#### Data section
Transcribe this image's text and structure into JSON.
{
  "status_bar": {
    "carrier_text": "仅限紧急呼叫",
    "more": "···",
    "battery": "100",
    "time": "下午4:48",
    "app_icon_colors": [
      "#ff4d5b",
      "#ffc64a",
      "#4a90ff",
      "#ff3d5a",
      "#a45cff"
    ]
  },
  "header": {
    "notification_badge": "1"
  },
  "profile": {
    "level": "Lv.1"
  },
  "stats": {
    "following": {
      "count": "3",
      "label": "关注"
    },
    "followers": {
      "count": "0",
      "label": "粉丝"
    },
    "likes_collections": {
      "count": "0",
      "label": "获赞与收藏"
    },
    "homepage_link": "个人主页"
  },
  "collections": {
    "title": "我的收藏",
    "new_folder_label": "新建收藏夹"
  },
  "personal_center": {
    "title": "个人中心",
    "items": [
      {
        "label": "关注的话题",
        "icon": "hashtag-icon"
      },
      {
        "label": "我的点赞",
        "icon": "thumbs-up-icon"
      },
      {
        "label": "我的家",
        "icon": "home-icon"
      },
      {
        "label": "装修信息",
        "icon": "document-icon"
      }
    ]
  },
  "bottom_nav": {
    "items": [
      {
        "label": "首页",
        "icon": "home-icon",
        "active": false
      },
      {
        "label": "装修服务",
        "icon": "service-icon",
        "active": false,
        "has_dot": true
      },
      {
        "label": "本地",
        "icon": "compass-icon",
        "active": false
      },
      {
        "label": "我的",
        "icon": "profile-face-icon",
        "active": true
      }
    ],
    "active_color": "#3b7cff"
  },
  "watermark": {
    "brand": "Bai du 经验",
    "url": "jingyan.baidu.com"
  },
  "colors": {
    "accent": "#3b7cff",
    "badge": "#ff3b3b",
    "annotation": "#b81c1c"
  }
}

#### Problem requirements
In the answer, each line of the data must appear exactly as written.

#### Result of the exercise
Transcribe this image's text and structure into JSON.
{
  "status_bar": {
    "carrier_text": "仅限紧急呼叫",
    "more": "···",
    "battery": "100",
    "time": "下午4:48",
    "app_icon_colors": [
      "#ff4d5b",
      "#ffc64a",
      "#4a90ff",
      "#ff3d5a",
      "#a45cff"
    ]
  },
  "header": {
    "notification_badge": "1"
  },
  "profile": {
    "level": "Lv.1"
  },
  "stats": {
    "following": {
      "count": "3",
      "label": "关注"
    },
    "followers": {
      "count": "0",
      "label": "粉丝"
    },
    "likes_collections": {
      "count": "0",
      "label": "获赞与收藏"
    },
    "homepage_link": "个人主页"
  },
  "collections": {
    "title": "我的收藏",
    "new_folder_label": "新建收藏夹"
  },
  "personal_center": {
    "title": "个人中心",
    "items": [
      {
        "label": "关注的话题",
        "icon": "hashtag-icon"
      },
      {
        "label": "我的点赞",
        "icon": "thumbs-up-icon"
      },
      {
        "label": "我的家",
        "icon": "home-icon"
      },
      {
        "label": "装修信息",
        "icon": "document-icon"
      }
    ]
  },
  "bottom_nav": {
    "items": [
      {
        "label": "首页",
        "icon": "home-icon",
        "active": false
      },
      {
        "label": "装修服务",
        "icon": "service-icon",
        "active": false,
        "has_dot": true
      },
      {
        "label": "本地",
        "icon": "compass-icon",
        "active": false
      },
      {
        "label": "我的",
        "icon": "profile-face-icon",
        "active": true
      }
    ],
    "active_color": "#3b7cff"
  },
  "watermark": {
    "brand": "Bai du 经验",
    "url": "jingyan.baidu.com"
  },
  "colors": {
    "accent": "#3b7cff",
    "badge": "#ff3b3b",
    "annotation": "#b81c1c"
  }
}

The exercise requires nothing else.